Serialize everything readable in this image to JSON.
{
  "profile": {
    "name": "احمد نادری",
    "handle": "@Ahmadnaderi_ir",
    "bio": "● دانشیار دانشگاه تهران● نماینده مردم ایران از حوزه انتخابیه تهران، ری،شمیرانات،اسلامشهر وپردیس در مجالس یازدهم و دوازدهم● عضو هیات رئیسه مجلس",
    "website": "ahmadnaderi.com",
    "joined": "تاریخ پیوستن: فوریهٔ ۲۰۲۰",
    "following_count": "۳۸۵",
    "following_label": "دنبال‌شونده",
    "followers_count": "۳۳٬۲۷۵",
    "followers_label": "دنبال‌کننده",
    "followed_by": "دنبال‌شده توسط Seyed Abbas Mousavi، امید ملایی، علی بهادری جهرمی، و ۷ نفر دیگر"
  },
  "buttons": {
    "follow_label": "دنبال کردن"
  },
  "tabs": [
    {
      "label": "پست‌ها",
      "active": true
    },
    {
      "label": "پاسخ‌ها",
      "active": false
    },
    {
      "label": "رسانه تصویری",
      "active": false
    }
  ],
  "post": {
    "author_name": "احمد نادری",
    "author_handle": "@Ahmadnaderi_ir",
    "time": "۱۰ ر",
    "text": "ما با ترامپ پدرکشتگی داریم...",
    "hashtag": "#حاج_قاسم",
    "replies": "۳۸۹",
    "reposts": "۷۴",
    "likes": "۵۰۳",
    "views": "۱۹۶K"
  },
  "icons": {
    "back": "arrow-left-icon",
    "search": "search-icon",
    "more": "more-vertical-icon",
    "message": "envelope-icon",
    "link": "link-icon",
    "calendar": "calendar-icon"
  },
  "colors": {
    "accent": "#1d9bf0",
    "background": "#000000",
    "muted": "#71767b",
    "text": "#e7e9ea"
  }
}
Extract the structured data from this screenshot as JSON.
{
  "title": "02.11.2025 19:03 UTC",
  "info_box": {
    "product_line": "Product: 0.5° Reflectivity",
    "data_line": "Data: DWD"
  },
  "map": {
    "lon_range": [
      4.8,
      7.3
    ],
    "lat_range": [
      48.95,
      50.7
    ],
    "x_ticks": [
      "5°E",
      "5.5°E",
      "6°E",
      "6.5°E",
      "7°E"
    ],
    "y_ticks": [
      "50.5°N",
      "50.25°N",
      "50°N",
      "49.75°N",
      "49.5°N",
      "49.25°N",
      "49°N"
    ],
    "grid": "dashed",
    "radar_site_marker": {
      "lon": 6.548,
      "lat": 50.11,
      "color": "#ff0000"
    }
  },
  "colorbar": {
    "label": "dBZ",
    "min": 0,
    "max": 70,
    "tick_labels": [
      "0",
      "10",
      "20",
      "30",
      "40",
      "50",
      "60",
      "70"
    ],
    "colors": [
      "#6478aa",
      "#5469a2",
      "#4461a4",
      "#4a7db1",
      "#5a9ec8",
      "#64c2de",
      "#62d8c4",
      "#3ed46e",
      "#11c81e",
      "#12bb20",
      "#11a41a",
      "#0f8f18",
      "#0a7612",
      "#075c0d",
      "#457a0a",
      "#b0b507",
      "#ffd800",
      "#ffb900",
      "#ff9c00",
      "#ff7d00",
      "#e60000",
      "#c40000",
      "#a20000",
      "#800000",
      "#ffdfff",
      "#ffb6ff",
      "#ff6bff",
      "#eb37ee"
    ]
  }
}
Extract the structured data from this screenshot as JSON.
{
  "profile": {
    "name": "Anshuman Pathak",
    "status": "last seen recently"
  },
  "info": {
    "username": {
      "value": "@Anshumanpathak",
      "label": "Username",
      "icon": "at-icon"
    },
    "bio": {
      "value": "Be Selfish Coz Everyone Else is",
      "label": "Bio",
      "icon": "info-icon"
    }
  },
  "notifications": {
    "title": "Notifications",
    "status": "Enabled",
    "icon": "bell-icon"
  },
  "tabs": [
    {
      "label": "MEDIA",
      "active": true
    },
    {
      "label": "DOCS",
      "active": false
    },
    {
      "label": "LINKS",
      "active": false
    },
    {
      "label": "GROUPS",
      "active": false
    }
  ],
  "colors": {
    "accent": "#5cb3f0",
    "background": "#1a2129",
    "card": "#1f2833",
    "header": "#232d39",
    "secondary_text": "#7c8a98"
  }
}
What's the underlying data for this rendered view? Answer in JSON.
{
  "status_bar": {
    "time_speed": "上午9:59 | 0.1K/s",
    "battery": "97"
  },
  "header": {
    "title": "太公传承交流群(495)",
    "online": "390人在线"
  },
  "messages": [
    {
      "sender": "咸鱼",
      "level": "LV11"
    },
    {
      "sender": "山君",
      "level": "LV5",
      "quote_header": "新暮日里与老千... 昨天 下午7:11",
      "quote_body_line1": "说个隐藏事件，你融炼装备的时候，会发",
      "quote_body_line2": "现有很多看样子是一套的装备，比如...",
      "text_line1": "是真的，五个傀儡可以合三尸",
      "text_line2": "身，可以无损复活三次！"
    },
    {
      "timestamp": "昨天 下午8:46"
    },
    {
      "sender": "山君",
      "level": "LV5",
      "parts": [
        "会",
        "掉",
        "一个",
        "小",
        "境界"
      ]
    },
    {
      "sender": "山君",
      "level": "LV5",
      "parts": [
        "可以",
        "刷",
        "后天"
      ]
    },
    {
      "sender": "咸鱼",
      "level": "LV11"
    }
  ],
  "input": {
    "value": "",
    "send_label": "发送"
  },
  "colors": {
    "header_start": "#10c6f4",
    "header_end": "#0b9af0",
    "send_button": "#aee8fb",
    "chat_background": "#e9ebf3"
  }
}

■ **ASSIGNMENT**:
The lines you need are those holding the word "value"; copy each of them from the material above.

■ **RESPONSE AREA**:
      "value": "@Anshumanpathak",
      "value": "Be Selfish Coz Everyone Else is",
    "value": "",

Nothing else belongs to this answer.